The Slatest

Icelanders Form New Religion Called Zuism to Protest State Support of Religion

Religion in Iceland.

Photo by JOEL SAGET/AFP/Getty Images

In Iceland, individuals are required to register their religion of choice with the government and each year the state provides these chosen faiths funding from the taxes it collects from the good citizens of the country. That might not seem like much of a problem if you’re an ardent supporter of the Evangelical Lutheran Church of Iceland, which claims the allegiance of nearly three-quarters of the country. But some citizens aren’t too fired up about parting with the equivalent of $80 a year to support the more than 40 state-acknowledged religions they don’t believe in, according to the Guardian. To express their displeasure, these folks are fighting religion with religion and have started a new church of sorts called Zuism to protest the state funding of its competitors in the faith department.

Like any modern religion worth its salt, the Zuists have a web presence to help explain what they’re all about:
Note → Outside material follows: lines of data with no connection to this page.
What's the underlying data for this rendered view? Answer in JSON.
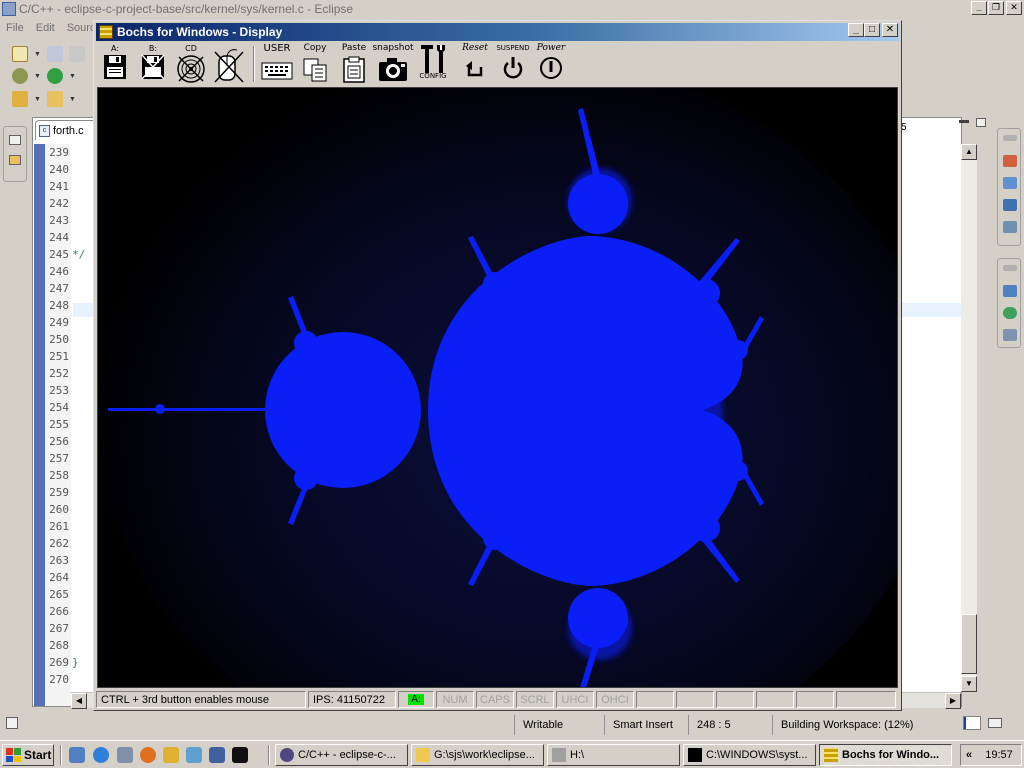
{
  "eclipse": {
    "title": "C/C++ - eclipse-c-project-base/src/kernel/sys/kernel.c - Eclipse",
    "menu": [
      "File",
      "Edit",
      "Source"
    ],
    "editor": {
      "tab_label": "forth.c",
      "right_tab_fragment": "5",
      "line_numbers": [
        "239",
        "240",
        "241",
        "242",
        "243",
        "244",
        "245",
        "246",
        "247",
        "248",
        "249",
        "250",
        "251",
        "252",
        "253",
        "254",
        "255",
        "256",
        "257",
        "258",
        "259",
        "260",
        "261",
        "262",
        "263",
        "264",
        "265",
        "266",
        "267",
        "268",
        "269",
        "270"
      ],
      "code_fragments": {
        "245": "*/",
        "269": "}"
      }
    },
    "status": {
      "writable": "Writable",
      "insert_mode": "Smart Insert",
      "cursor_position": "248 : 5",
      "build_status": "Building Workspace: (12%)",
      "build_progress": 0.12
    }
  },
  "bochs": {
    "title": "Bochs for Windows - Display",
    "toolbar": {
      "floppy_a": "A:",
      "floppy_b": "B:",
      "cdrom": "CD",
      "user": "USER",
      "copy": "Copy",
      "paste": "Paste",
      "snapshot": "snapshot",
      "config": "CONFIG",
      "reset": "Reset",
      "suspend": "SUSPEND",
      "power": "Power"
    },
    "status": {
      "mouse_hint": "CTRL + 3rd button enables mouse",
      "ips": "IPS:  41150722",
      "drive_led": "A:",
      "indicators": [
        "NUM",
        "CAPS",
        "SCRL",
        "UHCI",
        "OHCI"
      ]
    },
    "colors": {
      "fractal": "#0a1ef8",
      "background": "#000000"
    }
  },
  "taskbar": {
    "start": "Start",
    "tasks": [
      {
        "label": "C/C++ - eclipse-c-...",
        "icon": "eclipse-icon"
      },
      {
        "label": "G:\\sjs\\work\\eclipse...",
        "icon": "folder-icon"
      },
      {
        "label": "H:\\",
        "icon": "drive-icon"
      },
      {
        "label": "C:\\WINDOWS\\syst...",
        "icon": "console-icon"
      },
      {
        "label": "Bochs for Windo...",
        "icon": "bochs-icon"
      }
    ],
    "tray_chevron": "«",
    "clock": "19:57"
  }
}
The religious organization of Zuism is a platform for its members to practise a religion of the ancient Sumerian people. Zuists fully support freedom of religion, and from religion, for everyone. The organization’s primary objective is that the government repeal any law that grants religious organizations privilege, financial or otherwise, above other organizations. Furthermore Zuists demand that the government’s registry of its citizens’ religion will be abolished. The organization redistributes the government’s annual financial support equally to all members of the congregation… The religious organization of Zuism will cease to exist when its objectives have been met.
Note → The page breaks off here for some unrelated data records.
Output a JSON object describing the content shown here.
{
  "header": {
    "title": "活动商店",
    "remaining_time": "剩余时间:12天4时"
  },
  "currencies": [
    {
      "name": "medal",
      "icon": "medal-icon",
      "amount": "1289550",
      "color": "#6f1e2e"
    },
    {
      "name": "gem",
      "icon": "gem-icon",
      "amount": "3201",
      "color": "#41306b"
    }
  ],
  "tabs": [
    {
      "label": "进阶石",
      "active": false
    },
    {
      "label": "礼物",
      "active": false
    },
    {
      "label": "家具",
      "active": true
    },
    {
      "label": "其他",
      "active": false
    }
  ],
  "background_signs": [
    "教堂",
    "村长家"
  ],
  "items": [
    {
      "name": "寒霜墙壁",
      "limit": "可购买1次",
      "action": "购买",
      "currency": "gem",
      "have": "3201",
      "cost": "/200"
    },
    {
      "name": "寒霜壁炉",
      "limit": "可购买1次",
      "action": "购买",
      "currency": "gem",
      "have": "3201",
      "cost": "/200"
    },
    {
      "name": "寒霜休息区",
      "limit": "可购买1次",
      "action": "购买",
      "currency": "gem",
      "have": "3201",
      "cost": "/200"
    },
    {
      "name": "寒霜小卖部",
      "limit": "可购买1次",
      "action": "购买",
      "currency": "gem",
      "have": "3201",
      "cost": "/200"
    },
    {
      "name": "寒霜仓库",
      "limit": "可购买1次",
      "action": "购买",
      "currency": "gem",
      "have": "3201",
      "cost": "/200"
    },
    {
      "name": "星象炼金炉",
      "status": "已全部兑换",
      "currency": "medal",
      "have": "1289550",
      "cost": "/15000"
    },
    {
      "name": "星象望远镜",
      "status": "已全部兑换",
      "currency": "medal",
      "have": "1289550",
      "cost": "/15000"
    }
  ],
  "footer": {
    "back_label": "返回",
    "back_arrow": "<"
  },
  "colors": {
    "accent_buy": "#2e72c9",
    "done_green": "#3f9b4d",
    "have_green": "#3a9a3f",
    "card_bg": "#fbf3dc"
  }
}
Free money! That’s a religion with some crossover appeal. In fact, more than 3,000 Icelanders have signed on to Zuism, according to the Guardian, which isn’t too shabby when you consider it amounts to almost 1-percent of the country’s population. Before Zuists spend all of their recouped cash, however, the notoriously sober Icelandic taxman points out to the Iceland Monitor that those returned funds would also be subject to income taxes. God versus taxes in a steel cage death match.